If we've learned anything from the second season of Riverdale, of which the third installment arrived tonight, it's that there are always references waiting to be unearthed. Last week, it was Jingle Jangle, the hottest drug in Archie's hometown, which is more than just a silly phrase: the name actually comes form a catchy song from the virtual band the Archies released in 1969. Plus, the ending of the second episode of the second season contained an overt homage to David Fincher's 2007 film Zodiac, based on a serial killer of the same name, as Midge and Moose were creeped up on in their car by "The Black Hood" while Donovan's "Season of the Witch" played. This week, the third episode of the second season contains yet another tribute to film.

"Chapter Sixteen: The Watcher in the Woods" pays tribute to Brokeback Mountain. The reference comes in a scene where Kevin, the sheriff's son and Riverdale's only main character who's gay — at least at the moment — possibly encounters the Black Hood. Someone, who's face is masked, tries to lure Kevin into his car. Kevin gets in and the mystery man stabs him in the stomach before we find out that, just kidding, that's just a scene that plays out in Kevin's mind (like the ones Fred Andrews had in the second season debut, including Archie and Veronica's wedding). As it turns out though, that moment was influenced by a similar hallucination Heath Ledger's character had of his love interest played by Jake Gyllenhaal. “That horrible scene where Heath Ledger is calling in the phone booth and he sees flashes of Jake Gyllenhaal’s death — that was what inspired that,” Riverdale creator Roberto Aguirre-Sacasa told Entertainment Weekly. “We wanted it really to get underneath everyone’s fear and paranoia.” Mission accomplished.

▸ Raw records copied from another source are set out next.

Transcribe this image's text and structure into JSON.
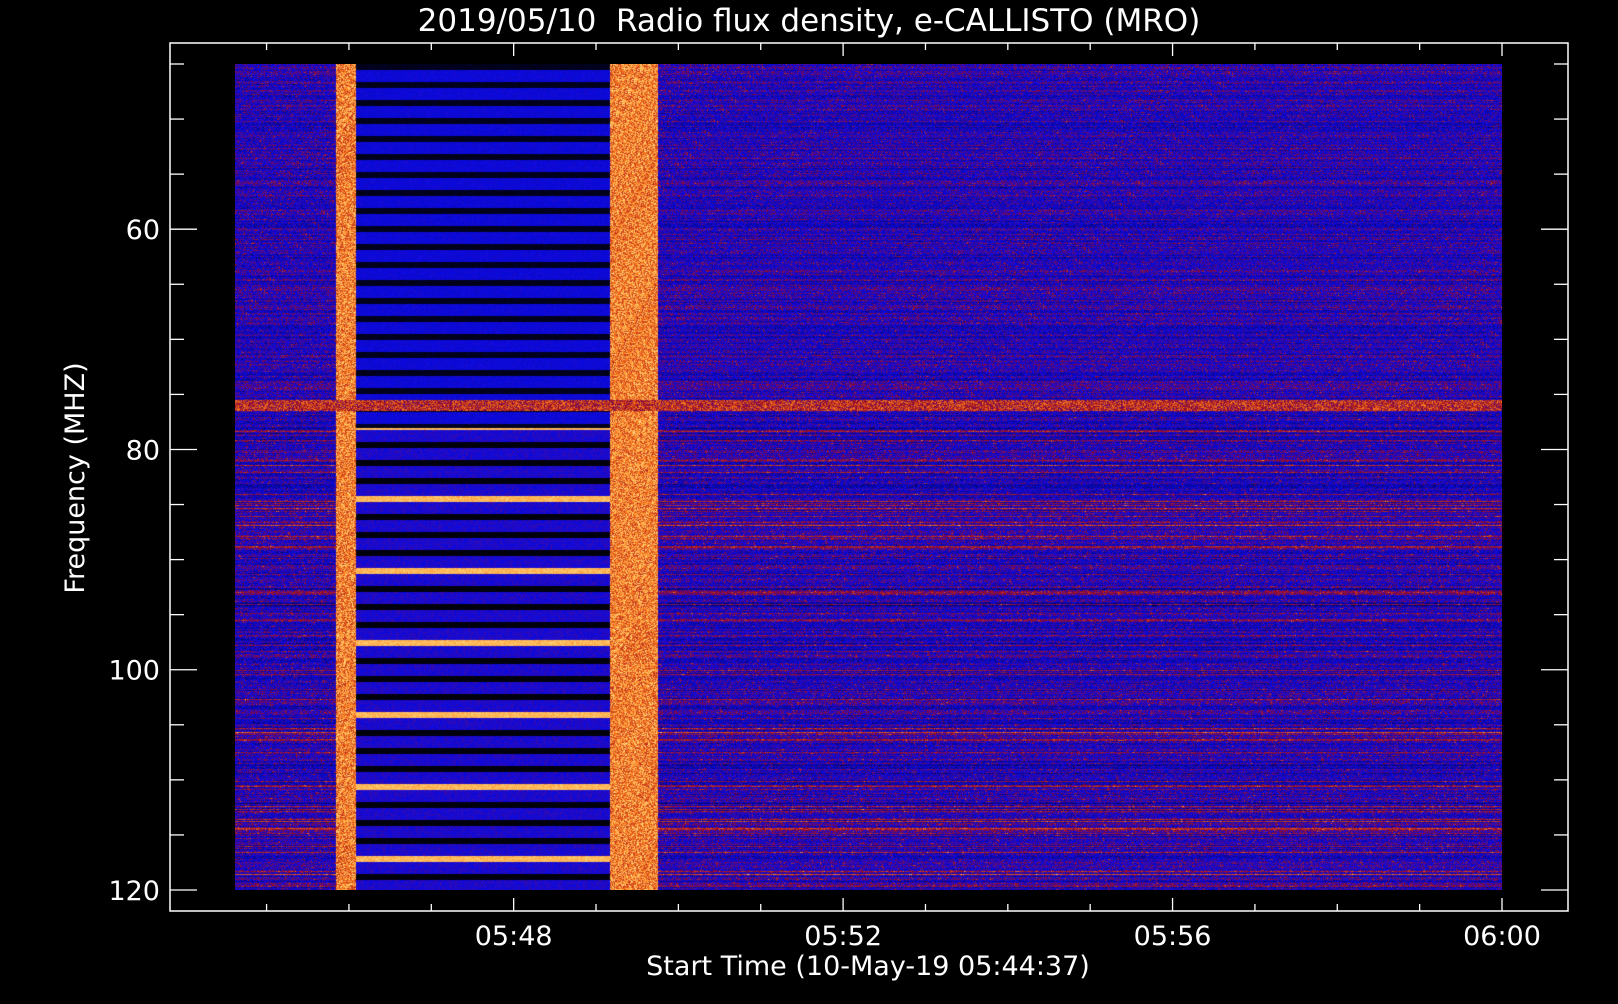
{
  "chart_data": {
    "type": "heatmap",
    "title": "2019/05/10  Radio flux density, e-CALLISTO (MRO)",
    "xlabel": "Start Time (10-May-19 05:44:37)",
    "ylabel": "Frequency (MHZ)",
    "x_range_minutes": [
      "05:44:37",
      "06:00:00"
    ],
    "x_ticks": [
      "05:48",
      "05:52",
      "05:56",
      "06:00"
    ],
    "x_tick_minutes": [
      348,
      352,
      356,
      360
    ],
    "y_range": [
      45,
      120
    ],
    "y_ticks": [
      60,
      80,
      100,
      120
    ],
    "y_inverted": true,
    "colormap": "blue-red-yellow (black low, blue background, red/yellow high)",
    "colors": {
      "background": "#000000",
      "low": "#000000",
      "background_signal": "#2828e0",
      "mid": "#c01010",
      "high": "#ffe060",
      "axes": "#ffffff"
    },
    "features": [
      {
        "name": "burst band",
        "time": [
          "05:45:50",
          "05:46:05"
        ],
        "freq": [
          45,
          120
        ]
      },
      {
        "name": "calibration stripes",
        "time": [
          "05:46:05",
          "05:49:10"
        ],
        "freq": [
          45,
          120
        ]
      },
      {
        "name": "burst band",
        "time": [
          "05:49:10",
          "05:49:45"
        ],
        "freq": [
          45,
          120
        ]
      },
      {
        "name": "RFI line",
        "time": [
          "05:44:37",
          "06:00:00"
        ],
        "freq": [
          76,
          76
        ]
      }
    ],
    "grid": false
  }
}
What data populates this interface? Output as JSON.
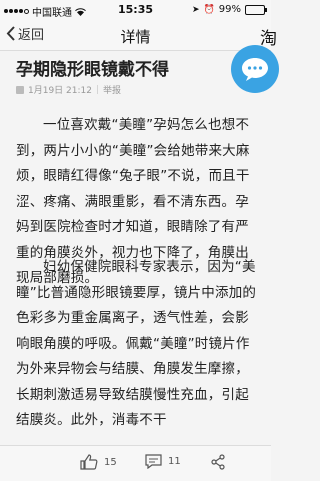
{
  "status": {
    "carrier": "中国联通",
    "time": "15:35",
    "battery": "99%"
  },
  "nav": {
    "back_label": "返回",
    "title": "详情",
    "right_partial": "淘"
  },
  "article": {
    "title": "孕期隐形眼镜戴不得",
    "date": "1月19日 21:12",
    "report": "举报",
    "paragraph1": "一位喜欢戴“美瞳”孕妈怎么也想不到，两片小小的“美瞳”会给她带来大麻烦，眼睛红得像“兔子眼”不说，而且干涩、疼痛、满眼重影，看不清东西。孕妈到医院检查时才知道，眼睛除了有严重的角膜炎外，视力也下降了，角膜出现局部磨损。",
    "paragraph2": "妇幼保健院眼科专家表示，因为“美瞳”比普通隐形眼镜要厚，镜片中添加的色彩多为重金属离子，透气性差，会影响眼角膜的呼吸。佩戴“美瞳”时镜片作为外来异物会与结膜、角膜发生摩擦，长期刺激适易导致结膜慢性充血，引起结膜炎。此外，消毒不干"
  },
  "bottom": {
    "likes": "15",
    "comments": "11"
  },
  "colors": {
    "accent": "#3aa3e3"
  }
}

Outside of the Brokeback Mountain-indebted scene, this week's Riverdale also contained a new reference to its original source material. It happens to be the name Archie chooses for his neighborhood watch group. “We were trying to come up with different names for Archie’s vigilante group,” Aguirre-Sacasa told EW. “In the past, Archie Comics published a line of superhero comics that were under the imprint the Red Circle, which more recently has been the Dark Circle. But we wanted to go more old-school, so that’s where we got the name the Red Circle.”